__Items from a data source__
++++

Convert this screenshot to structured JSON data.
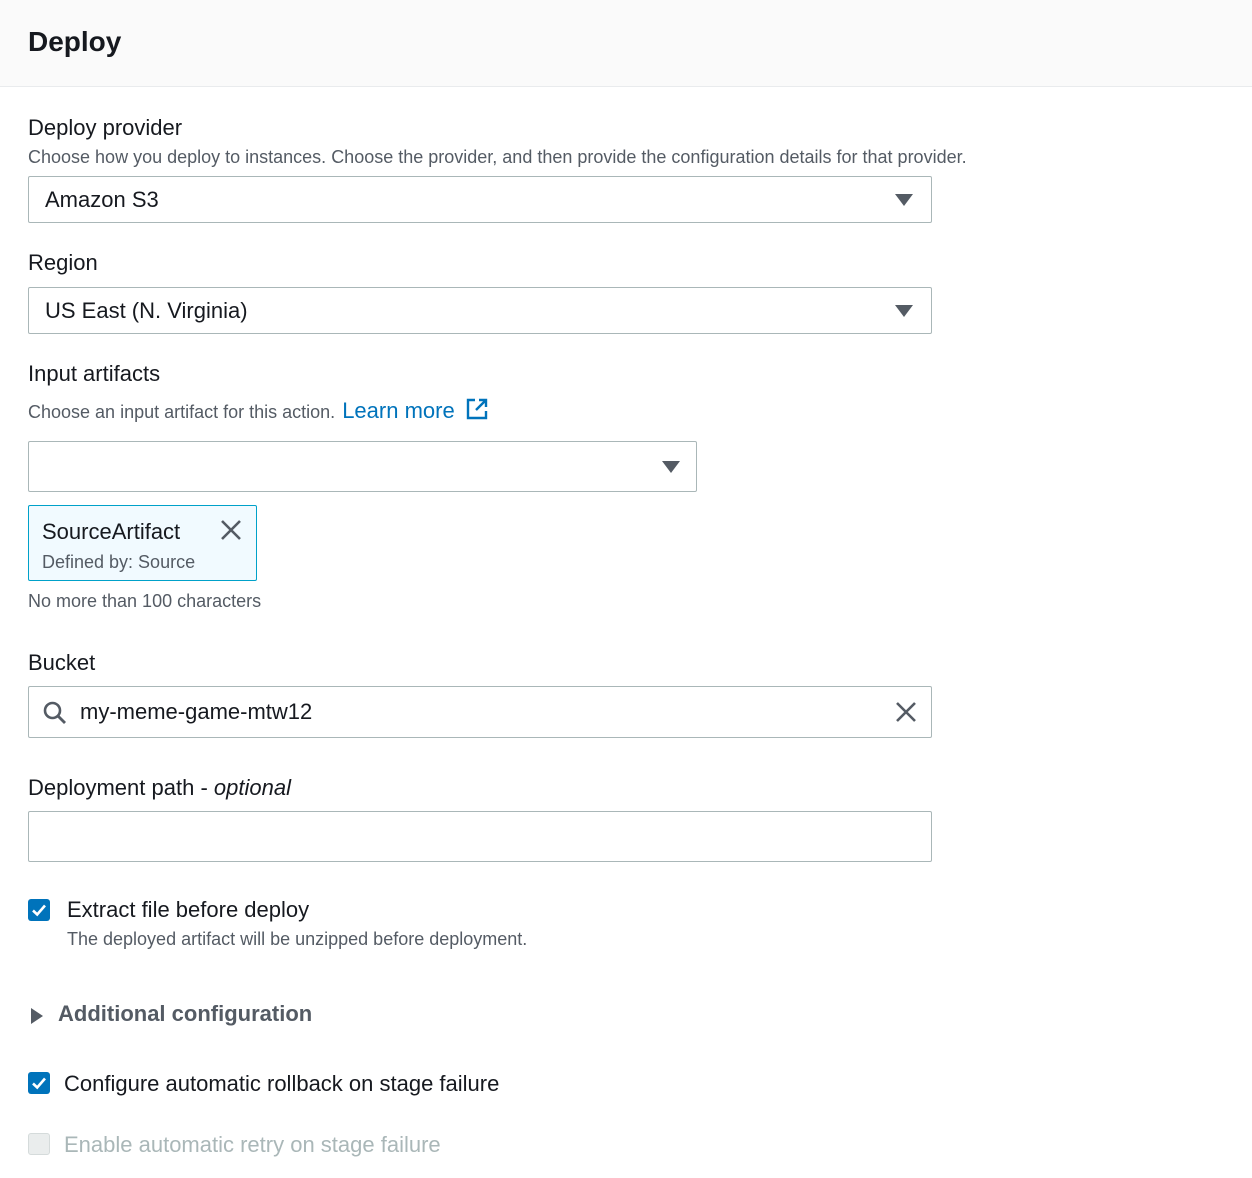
{
  "header": {
    "title": "Deploy"
  },
  "deploy_provider": {
    "label": "Deploy provider",
    "description": "Choose how you deploy to instances. Choose the provider, and then provide the configuration details for that provider.",
    "value": "Amazon S3"
  },
  "region": {
    "label": "Region",
    "value": "US East (N. Virginia)"
  },
  "input_artifacts": {
    "label": "Input artifacts",
    "description": "Choose an input artifact for this action.",
    "learn_more": "Learn more",
    "select_value": "",
    "token": {
      "name": "SourceArtifact",
      "subtitle": "Defined by: Source"
    },
    "constraint": "No more than 100 characters"
  },
  "bucket": {
    "label": "Bucket",
    "value": "my-meme-game-mtw12"
  },
  "deployment_path": {
    "label": "Deployment path",
    "separator": " - ",
    "optional": "optional",
    "value": ""
  },
  "extract_file": {
    "label": "Extract file before deploy",
    "description": "The deployed artifact will be unzipped before deployment.",
    "checked": true
  },
  "additional_configuration": {
    "label": "Additional configuration",
    "expanded": false
  },
  "rollback": {
    "label": "Configure automatic rollback on stage failure",
    "checked": true
  },
  "retry": {
    "label": "Enable automatic retry on stage failure",
    "checked": false,
    "disabled": true
  },
  "colors": {
    "accent": "#0073bb",
    "border": "#aab7b8",
    "token_border": "#00a1c9",
    "token_bg": "#f1faff"
  }
}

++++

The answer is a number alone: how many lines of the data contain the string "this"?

2